Had there been a Papist among the crowd of Puritans, he might have seen in this beautiful woman, so picturesque in her attire and mien, and with the infant at her bosom, an object to remind him of the image of Divine Maternity, which so many illustrious painters have vied with one another to represent; something which should remind him, indeed, but only by contrast, of that sacred image of sinless motherhood, whose infant was to redeem the world.
Walters was very earnest of mien, and very sincere and honest at heart; and he held sacred things and places in such reverence, and so separated them from worldly matters, that unconsciously to himself his Sunday-school voice had acquired a peculiar intonation which was wholly absent on week-days.
Miss Temple had always something of serenity in her air, of state in her mien, of refined propriety in her language, which precluded deviation into the ardent, the excited, the eager: something which chastened the pleasure of those who looked on her and listened to her, by a controlling sense of awe; and such was my feeling now: but as to Helen Burns, I was struck with wonder.
This glowing description, however, must be lowered or heightened in tone by the association of these characteristics with an undefinable simplicity of mien, a certain slight rusticity of effect.
In the midst was seen A lady of a more majestic mien, By stature and by beauty mark'd their sovereign Queen.
The scatterbrain that gave La Mancha more Rich spoils than Jason's; who a point so keen Had to his wit, and happier far had been If his wit's weathercock a blunter bore; The arm renowned far as Gaeta's shore, Cathay, and all the lands that lie between; The muse discreet and terrible in mien As ever wrote on brass in days of yore; He who surpassed the Amadises all, And who as naught the Galaors accounted, Supported by his love and gallantry: Who made the Belianises sing small, And sought renown on Rocinante mounted; Here, underneath this cold stone, doth he lie.
The middle one of the three windows was half-way open; and sitting close beside it, taking the air with an infinite sadness of mien, like some disconsolate prisoner, Utterson saw Dr.
When we love, by some noble method of our own or some nobility of mien or nature in the other, we apprehend the loved one by what is noblest in ourselves.
A man was introduced of simple mien, who had the appearance of a tradesman.
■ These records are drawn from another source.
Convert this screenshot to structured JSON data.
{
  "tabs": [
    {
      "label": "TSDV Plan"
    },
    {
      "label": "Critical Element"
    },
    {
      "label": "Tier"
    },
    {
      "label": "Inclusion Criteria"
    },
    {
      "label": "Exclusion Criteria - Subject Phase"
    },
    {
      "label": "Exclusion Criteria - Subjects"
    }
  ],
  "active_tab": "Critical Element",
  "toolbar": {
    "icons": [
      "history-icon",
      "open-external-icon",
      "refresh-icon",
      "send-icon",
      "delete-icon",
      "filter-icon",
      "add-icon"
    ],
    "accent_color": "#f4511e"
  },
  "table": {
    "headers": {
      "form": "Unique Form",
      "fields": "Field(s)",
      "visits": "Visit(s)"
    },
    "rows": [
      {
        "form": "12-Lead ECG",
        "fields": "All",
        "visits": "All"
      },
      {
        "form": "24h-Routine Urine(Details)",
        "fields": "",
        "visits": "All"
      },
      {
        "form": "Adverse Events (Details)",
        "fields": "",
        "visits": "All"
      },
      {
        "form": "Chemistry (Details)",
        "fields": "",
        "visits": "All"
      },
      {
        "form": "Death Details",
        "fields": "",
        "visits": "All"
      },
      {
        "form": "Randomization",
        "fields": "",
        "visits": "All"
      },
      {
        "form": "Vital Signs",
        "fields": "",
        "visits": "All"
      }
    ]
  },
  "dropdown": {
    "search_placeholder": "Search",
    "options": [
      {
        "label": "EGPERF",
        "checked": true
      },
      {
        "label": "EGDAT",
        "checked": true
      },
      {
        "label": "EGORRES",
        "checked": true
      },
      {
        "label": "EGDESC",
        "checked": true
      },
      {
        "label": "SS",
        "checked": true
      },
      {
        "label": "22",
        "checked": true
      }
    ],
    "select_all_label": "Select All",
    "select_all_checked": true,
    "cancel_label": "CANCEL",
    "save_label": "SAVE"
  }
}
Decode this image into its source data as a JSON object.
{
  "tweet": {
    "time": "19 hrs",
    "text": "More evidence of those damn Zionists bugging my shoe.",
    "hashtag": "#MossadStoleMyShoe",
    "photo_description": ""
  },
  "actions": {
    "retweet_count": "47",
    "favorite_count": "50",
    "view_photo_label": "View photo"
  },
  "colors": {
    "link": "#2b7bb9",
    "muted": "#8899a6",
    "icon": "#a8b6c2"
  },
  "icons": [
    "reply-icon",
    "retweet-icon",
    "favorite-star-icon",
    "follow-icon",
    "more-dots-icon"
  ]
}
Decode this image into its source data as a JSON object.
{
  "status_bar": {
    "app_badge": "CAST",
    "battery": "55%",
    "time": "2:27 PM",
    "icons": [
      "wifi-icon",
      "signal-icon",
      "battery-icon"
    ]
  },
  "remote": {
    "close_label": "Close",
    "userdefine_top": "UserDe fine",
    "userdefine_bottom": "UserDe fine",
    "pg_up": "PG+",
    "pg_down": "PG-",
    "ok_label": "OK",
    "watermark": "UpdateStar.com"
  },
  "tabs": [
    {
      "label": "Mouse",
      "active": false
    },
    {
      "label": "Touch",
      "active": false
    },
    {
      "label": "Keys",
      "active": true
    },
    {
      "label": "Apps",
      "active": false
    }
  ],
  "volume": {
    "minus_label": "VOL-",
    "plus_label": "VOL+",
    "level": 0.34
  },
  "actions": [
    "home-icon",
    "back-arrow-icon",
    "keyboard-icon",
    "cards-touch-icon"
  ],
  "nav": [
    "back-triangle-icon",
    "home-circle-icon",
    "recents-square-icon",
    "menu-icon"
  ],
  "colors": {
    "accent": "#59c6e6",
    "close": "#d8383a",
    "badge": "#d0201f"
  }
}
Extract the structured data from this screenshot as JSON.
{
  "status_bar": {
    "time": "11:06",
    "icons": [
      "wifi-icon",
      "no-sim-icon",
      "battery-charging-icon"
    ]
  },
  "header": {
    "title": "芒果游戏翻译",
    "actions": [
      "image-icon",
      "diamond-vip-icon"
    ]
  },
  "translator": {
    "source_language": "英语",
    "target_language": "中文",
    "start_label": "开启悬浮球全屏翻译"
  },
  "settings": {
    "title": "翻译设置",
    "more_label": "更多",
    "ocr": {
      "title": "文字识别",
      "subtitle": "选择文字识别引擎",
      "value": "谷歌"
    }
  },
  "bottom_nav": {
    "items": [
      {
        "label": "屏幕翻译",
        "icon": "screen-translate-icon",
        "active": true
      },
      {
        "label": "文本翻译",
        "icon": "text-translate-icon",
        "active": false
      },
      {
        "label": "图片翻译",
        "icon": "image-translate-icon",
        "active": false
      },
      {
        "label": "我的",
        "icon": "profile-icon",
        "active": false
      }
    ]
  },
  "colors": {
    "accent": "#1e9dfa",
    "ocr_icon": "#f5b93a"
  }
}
Then Minerva came up to him disguised as a young shepherd of delicate and princely mien, with a good cloak folded double about her shoulders; she had sandals on her comely feet and held a javelin in her hand.